Therefore, for those seeking to learn more about the mysterious aerial phenomena, the report is, therefore, likely to be a letdown. However, it has provided a degree of insight into how the government collects data on reported UFOs and analyzes it.
Five Basic Categories
The report divides all “UAP incidents” into five categories: “airborne clutter, natural atmospheric phenomena, USG or U.S. industry development programs, foreign adversary systems, and a catchall ‘other’ bin.” In essence, if the UAP could be identified, they would be sorted according to their type and country (or, theoretically, planet) of origin.
The Department of Defense’s UFO investigation program is called the “Unidentified Aerial Phenomena Task Force.” It is responsible for following up on all reports concerning UFOs—but states that it “focused on reports that involved UAP largely witnessed firsthand by military aviators and that were collected from systems we considered to be reliable.” In other words, the reports of veteran pilots were given greater credence, as pilots presumably would have better judgment—and would be more experienced in determining what aerial phenomena were unusual and which were not.
Prior to 2019, the report states, there was no organized way for military pilots to report UAP sightings. In March 2019, the U.S. Navy set up a reporting mechanism for its pilots, and the Air Force followed suit in November 2020. Because there were no reporting protocols until very recently, sightings were not submitted, and the UAPTF was limited in the number of cases it could investigate.
The report suggests that the low number of reports also stems from an institutional bias against taking UAP seriously:
Narratives from aviators in the operational community and analysts from the military and IC describe disparagement associated with observing UAP, reporting it, or attempting to discuss it with colleagues […] Reputational risk may keep many observers silent, complicating scientific pursuit of the topic.
UAPs vs. the Laws of Physics
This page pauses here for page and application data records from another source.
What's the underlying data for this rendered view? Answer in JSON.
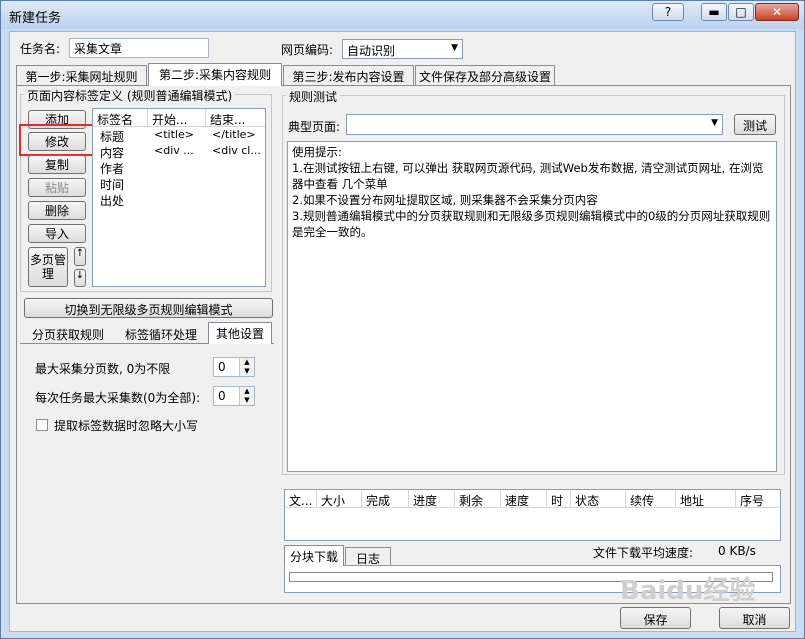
{
  "window": {
    "title": "新建任务",
    "help": "?",
    "minimize": "▬",
    "maximize": "□",
    "close": "✕"
  },
  "task": {
    "name_label": "任务名:",
    "name_value": "采集文章",
    "encoding_label": "网页编码:",
    "encoding_value": "自动识别"
  },
  "tabs": [
    "第一步:采集网址规则",
    "第二步:采集内容规则",
    "第三步:发布内容设置",
    "文件保存及部分高级设置"
  ],
  "tag_def": {
    "legend": "页面内容标签定义 (规则普通编辑模式)",
    "buttons": {
      "add": "添加",
      "edit": "修改",
      "copy": "复制",
      "paste": "粘贴",
      "delete": "删除",
      "import": "导入",
      "multipage": "多页管理",
      "up": "↑",
      "down": "↓"
    },
    "columns": [
      "标签名",
      "开始...",
      "结束..."
    ],
    "rows": [
      [
        "标题",
        "<title>",
        "</title>"
      ],
      [
        "内容",
        "<div ...",
        "<div cl..."
      ],
      [
        "作者",
        "",
        ""
      ],
      [
        "时间",
        "",
        ""
      ],
      [
        "出处",
        "",
        ""
      ]
    ]
  },
  "switch_button": "切换到无限级多页规则编辑模式",
  "subtabs": [
    "分页获取规则",
    "标签循环处理",
    "其他设置"
  ],
  "other": {
    "max_pages_label": "最大采集分页数, 0为不限",
    "max_pages_value": "0",
    "max_per_task_label": "每次任务最大采集数(0为全部):",
    "max_per_task_value": "0",
    "ignore_case_label": "提取标签数据时忽略大小写"
  },
  "rule_test": {
    "legend": "规则测试",
    "page_label": "典型页面:",
    "page_value": "",
    "test_button": "测试",
    "hints": [
      "使用提示:",
      "1.在测试按钮上右键, 可以弹出 获取网页源代码, 测试Web发布数据, 清空测试页网址, 在浏览器中查看 几个菜单",
      "2.如果不设置分布网址提取区域, 则采集器不会采集分页内容",
      "3.规则普通编辑模式中的分页获取规则和无限级多页规则编辑模式中的0级的分页网址获取规则是完全一致的。"
    ]
  },
  "downloads": {
    "columns": [
      "文...",
      "大小",
      "完成",
      "进度",
      "剩余",
      "速度",
      "时",
      "状态",
      "续传",
      "地址",
      "序号"
    ],
    "tabs": [
      "分块下载",
      "日志"
    ],
    "avg_speed_label": "文件下载平均速度:",
    "avg_speed_value": "0 KB/s"
  },
  "footer": {
    "save": "保存",
    "cancel": "取消"
  },
  "watermark": "Baidu经验"
}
The Department of Defense indicated that in eighteen separate events, UAPs were observed that defied normal movement patterns. The report notes that “some UAP appeared to remain stationary in winds aloft, move against the wind, maneuver abruptly, or move at considerable speed, without discernable means of propulsion.” In other words, the UAP seen could move unusually and were inexplicably unaffected by the weather.
144 Cases, 143 Unexplained Incidents
The sole exception was “determined with high confidence [to be] a deflating balloon” and accordingly sorted into the “airborne clutter” category.
It was probably a cover-up.
Trevor Filseth is a current and foreign affairs writer for The National Interest.